This book (which we will abbreviate as HLP) is an aged and classic but still useful monograph on inequalities. We will survey it and compare it to its primary modern rival, Steele’s 2004 The Cauchy-Schwarz Master Class.
HLP was written in 1934, and the second edition in 1952 corrected a few things in the body and added three appendices with newer proofs of the three of the results in the body. Thus, we are dealing with an essentially 80-year-old book. It was the first systematic study of inequalities: before this, inequalities was not really “a subject”; individual inequalities appeared in fragmentary form buried in papers on other subjects. HLP made a deliberate effort to unify these fragments, and to present each inequality in its most general form. The exposition is very clear, and although it has the form of a monograph, it would have worked well as a textbook as well. The book doesn’t have any exercises or examples per se, but each chapter does end with a large collection of theorems stated without proof, some of which are specializations of theorems in the body. The prerequisites are low: a modest amount of calculus and ideally some Lebesgue integration. The proofs depend primarily on algebraic calculations, often intricate, but not conceptually difficult.
The authors considered that Chapters 2–6 represented the main exposition, with the remaining chapters being “essays” (special topics) that were not as systematic or complete. In fact Chapter 2 contains most of today’s mainstream inequalities: arithmetic mean-geometric mean, Cauchy-Schwarz, Hölder, Minkowski, Chebyshev, and Muirhead. There are presented only in their finite-sum forms in this chapter, because the authors emphasize (correctly) the importance of identifying the cases of equality in inequalities. The naive approach would be to take limits of these finite forms to get the analogous infinite-sum and integral inequalities, but we usually weaken strict inequalities to “less than or equal” by taking the limit, and the authors did not want to do this. Instead the infinite sums and the integrals are handled in their own chapters; in many cases the same proofs go through but in others special reasoning is needed to get the cases of equality.
Despite the care the authors obviously took in the exposition, it takes a lot of work to study or reference this book. The most serious difficulty is that there is no index or symbol index, so it’s hard to find things. The Table of Contents is very detailed, but many of the section headings are vague in the classic British manner, for example “2.23 A note on definite forms”. Coupled with this, the notation for means was not (and is still not today) standardized, so it’s hard to dip into the book and get a result; you don’t know what the symbols mean unless you’ve read the book up to that point. It’s also hard to scan the book looking for a relevant result unless you already know the notations.
The generality of the results is not as much of a barrier as you might think; everything is stated with arbitrary weights, and often you just want two terms with equal weights, but it’s usually not hard to figure out the specialization, and the general form is only slightly harder to prove. One section where the generality doesn’t work well is Chapter 3, on convexity; it backs into convexity by considering what desirable general properties inequalities might have, and then after several very general pages suddenly discovers that the already-familiar notion of convexity is what we want.
Steele’s The Cauchy-Schwarz Master Class covers roughly the same topics as HLP, although it is intended as a sampler and is not as comprehensive.
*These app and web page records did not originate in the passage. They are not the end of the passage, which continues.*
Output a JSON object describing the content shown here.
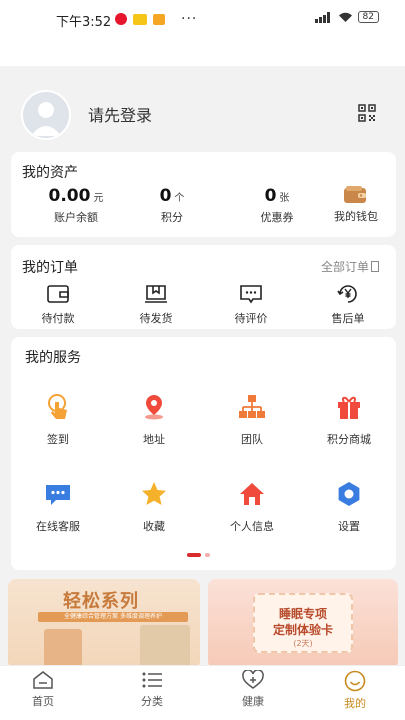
{
  "status_bar": {
    "time": "下午3:52",
    "battery": "82",
    "more": "···"
  },
  "profile": {
    "login_prompt": "请先登录"
  },
  "assets": {
    "title": "我的资产",
    "balance": {
      "value": "0.00",
      "unit": "元",
      "label": "账户余额"
    },
    "points": {
      "value": "0",
      "unit": "个",
      "label": "积分"
    },
    "coupons": {
      "value": "0",
      "unit": "张",
      "label": "优惠券"
    },
    "wallet_label": "我的钱包"
  },
  "orders": {
    "title": "我的订单",
    "all_orders": "全部订单",
    "items": [
      {
        "label": "待付款",
        "icon": "wallet-outline-icon"
      },
      {
        "label": "待发货",
        "icon": "box-outline-icon"
      },
      {
        "label": "待评价",
        "icon": "comment-outline-icon"
      },
      {
        "label": "售后单",
        "icon": "yuan-refund-icon"
      }
    ]
  },
  "services": {
    "title": "我的服务",
    "items": [
      {
        "label": "签到",
        "icon": "tap-hand-icon"
      },
      {
        "label": "地址",
        "icon": "location-pin-icon"
      },
      {
        "label": "团队",
        "icon": "team-tree-icon"
      },
      {
        "label": "积分商城",
        "icon": "gift-icon"
      },
      {
        "label": "在线客服",
        "icon": "chat-bubble-icon"
      },
      {
        "label": "收藏",
        "icon": "star-icon"
      },
      {
        "label": "个人信息",
        "icon": "home-icon"
      },
      {
        "label": "设置",
        "icon": "settings-gear-icon"
      }
    ]
  },
  "banners": {
    "left": {
      "title": "轻松系列",
      "subtitle": "全健康综合管理方案 多维度调理养护"
    },
    "right": {
      "line1": "睡眠专项",
      "line2": "定制体验卡",
      "tag": "(2天)"
    }
  },
  "tabbar": {
    "items": [
      {
        "label": "首页"
      },
      {
        "label": "分类"
      },
      {
        "label": "健康"
      },
      {
        "label": "我的"
      }
    ]
  },
  "colors": {
    "accent": "#c78a1e",
    "pager_active": "#d92b2b",
    "icon_blue": "#3a7de0",
    "icon_orange": "#f4a236",
    "icon_red": "#ef4a3c"
  }
}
It does cover a number of newer topics not in HLP, and convexity plays a much more central role here (it is one of Steele’s “three pillars” of the theory of inequalities, along with positivity and monotonicity). Steele also has many specific inequalities to be attacked through use of general equalities. In general the book takes a problem-solving approach rather than giving a systematic exposition (it is in the MAA Problem Books series), and all problems are solved in the body or the back of the book. The organization, including the excellent index, makes it much easier to use than HLP. Despite its scattershot nature, it’s still packed with useful information, and today it’s my go-to book for any kind of inequality problem.
Bottom line: HLP is still a valuable book, and has many results that are hard to find elsewhere. But it’s not the place to start learning inequalities: use Steele or one of the simpler books such as Kazarinoff’s Analytic Inequalities or Beckenbach & Bellman’s An Introduction to Inequalities.
Allen Stenger is a math hobbyist and retired software developer. He is an editor of the Missouri Journal of Mathematical Sciences. His mathematical interests are number theory and classical analysis.